Roy Moore’s campaign came out swinging against the departing communications adviser, blaming him for his lack of experience defending an accused child molester.

The news keeps getting worse and worse for GOP Alabama Senate candidate Roy Moore.

Amid accusations from nine women of stalking, sexual assault, and child molestation — as well as calls from some Republican leaders to drop out, polls showing his lead collapsing, and a blistering new attack ad from his Democratic challenger Doug Jones — Moore faced yet another blow on Wednesday.

According to a report from the Washingtonian, Moore’s communications director, John Rogers, has resigned.

But rather than use the departure as a chance for self-reflection, Moore’s campaign came out swinging against Rogers:

It would be rare indeed for a communications director to have “experience” defending a candidate who stands accused of serial pedophilia and who was banned from a mall and the YMCA in his hometown for his predatory behavior. But given that Moore, his wife, and his attorney have held press conferences attacking the accusers and refusing to apologize, Rogers must have made a Herculean effort.

Judging by this response, as far as the campaign is concerned, none of the scandal is Moore’s fault — it is Rogers’ fault, for failing to stop the press from pursuing the story.

Meanwhile, the rest of Moore’s communications team is in complete disarray. Some staffers tried to lie to the press and claim that Rogers was fired rather than resigned. Prior to the announcement of his resignation, one official flat-out told reporters, “Y’all can quit asking us questions.”

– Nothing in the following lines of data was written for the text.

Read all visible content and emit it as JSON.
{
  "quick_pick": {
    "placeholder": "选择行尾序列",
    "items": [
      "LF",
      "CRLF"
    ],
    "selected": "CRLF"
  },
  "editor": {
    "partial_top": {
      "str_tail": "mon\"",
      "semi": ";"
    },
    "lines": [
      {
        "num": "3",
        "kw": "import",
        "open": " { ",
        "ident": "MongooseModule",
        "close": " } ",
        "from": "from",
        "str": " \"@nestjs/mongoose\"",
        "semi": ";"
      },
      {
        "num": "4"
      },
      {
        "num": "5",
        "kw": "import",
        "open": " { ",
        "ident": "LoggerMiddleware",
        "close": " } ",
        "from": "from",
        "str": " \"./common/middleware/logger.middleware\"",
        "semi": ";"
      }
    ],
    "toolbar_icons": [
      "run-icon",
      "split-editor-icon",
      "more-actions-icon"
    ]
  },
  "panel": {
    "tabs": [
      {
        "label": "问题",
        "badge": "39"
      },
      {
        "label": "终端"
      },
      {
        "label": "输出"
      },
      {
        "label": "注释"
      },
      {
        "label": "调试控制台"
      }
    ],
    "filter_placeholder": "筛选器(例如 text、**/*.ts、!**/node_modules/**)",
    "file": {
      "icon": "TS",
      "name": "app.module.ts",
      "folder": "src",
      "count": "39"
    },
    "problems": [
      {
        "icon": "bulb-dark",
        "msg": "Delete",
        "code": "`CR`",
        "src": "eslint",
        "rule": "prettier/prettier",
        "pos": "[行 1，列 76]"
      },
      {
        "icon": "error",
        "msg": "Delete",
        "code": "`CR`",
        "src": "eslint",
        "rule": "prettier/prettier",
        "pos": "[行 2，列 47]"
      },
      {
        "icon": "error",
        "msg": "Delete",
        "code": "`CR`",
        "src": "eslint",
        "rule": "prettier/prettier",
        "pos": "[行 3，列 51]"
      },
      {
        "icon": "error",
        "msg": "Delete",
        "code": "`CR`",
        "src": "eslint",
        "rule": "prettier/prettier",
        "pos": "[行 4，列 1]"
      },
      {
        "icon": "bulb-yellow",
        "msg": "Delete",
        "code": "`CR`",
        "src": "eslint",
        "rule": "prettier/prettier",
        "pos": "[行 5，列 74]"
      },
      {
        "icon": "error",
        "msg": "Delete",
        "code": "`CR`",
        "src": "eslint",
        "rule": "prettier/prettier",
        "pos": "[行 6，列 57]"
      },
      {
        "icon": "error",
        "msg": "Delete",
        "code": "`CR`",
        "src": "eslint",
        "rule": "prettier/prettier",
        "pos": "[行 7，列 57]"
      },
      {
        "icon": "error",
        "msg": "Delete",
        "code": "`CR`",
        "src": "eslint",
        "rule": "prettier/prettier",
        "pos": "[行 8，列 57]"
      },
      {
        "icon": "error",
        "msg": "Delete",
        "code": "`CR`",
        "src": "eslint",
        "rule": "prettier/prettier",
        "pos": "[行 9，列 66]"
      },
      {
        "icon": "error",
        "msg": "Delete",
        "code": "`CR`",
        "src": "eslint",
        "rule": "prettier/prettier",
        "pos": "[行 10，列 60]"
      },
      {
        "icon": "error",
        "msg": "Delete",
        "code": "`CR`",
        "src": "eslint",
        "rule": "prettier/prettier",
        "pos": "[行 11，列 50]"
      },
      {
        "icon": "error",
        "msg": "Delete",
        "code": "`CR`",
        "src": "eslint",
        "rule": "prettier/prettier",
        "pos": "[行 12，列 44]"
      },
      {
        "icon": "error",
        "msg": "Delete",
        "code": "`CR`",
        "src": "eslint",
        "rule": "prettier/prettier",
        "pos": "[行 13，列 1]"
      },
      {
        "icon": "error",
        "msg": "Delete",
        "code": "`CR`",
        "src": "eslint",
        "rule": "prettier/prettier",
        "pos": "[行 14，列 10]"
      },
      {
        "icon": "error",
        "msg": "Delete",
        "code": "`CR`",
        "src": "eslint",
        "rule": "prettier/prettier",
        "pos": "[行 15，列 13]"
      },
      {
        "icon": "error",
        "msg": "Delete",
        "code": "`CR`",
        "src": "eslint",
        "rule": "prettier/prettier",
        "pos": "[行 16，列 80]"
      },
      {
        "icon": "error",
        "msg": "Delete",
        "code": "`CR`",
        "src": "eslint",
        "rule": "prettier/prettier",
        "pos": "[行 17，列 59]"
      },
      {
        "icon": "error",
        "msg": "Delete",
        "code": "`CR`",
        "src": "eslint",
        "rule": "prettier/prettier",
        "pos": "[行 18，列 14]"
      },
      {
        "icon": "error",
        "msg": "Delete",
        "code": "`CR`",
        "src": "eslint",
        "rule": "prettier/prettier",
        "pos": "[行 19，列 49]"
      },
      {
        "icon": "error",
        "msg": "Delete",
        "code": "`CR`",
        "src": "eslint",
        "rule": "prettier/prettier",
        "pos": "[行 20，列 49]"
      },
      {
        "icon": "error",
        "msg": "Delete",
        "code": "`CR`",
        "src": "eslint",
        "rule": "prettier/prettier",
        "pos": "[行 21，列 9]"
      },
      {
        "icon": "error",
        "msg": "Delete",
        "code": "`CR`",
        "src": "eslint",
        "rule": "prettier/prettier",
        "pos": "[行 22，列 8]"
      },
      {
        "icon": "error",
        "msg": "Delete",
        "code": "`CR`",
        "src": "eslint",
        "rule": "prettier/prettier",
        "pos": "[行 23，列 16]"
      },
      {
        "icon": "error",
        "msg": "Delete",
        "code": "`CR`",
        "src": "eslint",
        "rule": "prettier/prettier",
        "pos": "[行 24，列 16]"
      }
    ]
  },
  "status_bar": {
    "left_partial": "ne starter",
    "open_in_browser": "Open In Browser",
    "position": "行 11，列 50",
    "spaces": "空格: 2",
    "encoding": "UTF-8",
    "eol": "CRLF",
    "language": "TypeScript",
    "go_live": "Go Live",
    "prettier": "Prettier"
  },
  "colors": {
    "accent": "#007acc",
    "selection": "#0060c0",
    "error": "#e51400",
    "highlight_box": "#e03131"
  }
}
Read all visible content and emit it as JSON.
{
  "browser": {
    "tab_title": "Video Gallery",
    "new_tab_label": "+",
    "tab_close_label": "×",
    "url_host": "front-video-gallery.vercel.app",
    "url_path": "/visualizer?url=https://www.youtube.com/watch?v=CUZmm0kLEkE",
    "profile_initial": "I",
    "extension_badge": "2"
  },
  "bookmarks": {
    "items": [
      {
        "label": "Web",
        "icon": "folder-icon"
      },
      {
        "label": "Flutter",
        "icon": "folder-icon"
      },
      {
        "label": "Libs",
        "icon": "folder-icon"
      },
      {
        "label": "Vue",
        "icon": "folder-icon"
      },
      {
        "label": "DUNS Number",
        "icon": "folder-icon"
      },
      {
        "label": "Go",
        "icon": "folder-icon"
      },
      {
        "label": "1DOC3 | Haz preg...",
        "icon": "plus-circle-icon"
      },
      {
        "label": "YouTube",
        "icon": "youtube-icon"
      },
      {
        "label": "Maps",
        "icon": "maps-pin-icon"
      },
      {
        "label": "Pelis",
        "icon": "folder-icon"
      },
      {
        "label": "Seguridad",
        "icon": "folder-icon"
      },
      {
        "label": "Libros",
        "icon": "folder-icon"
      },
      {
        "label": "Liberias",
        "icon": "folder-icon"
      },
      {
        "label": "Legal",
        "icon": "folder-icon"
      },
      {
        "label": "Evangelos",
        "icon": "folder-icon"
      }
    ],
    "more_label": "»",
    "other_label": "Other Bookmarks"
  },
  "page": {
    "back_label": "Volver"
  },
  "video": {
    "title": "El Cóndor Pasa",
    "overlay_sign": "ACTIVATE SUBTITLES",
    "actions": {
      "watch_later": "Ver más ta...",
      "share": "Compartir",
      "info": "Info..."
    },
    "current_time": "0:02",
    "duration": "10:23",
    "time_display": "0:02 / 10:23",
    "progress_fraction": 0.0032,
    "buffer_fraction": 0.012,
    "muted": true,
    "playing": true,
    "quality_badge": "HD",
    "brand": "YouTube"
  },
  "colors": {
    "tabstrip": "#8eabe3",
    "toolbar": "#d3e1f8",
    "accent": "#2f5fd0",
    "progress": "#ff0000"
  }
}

The whole affair shows that Moore has no capacity for good judgment or personal responsibility. Anyone who would want to step up and assume his now-vacant communications adviser role would clearly be no better.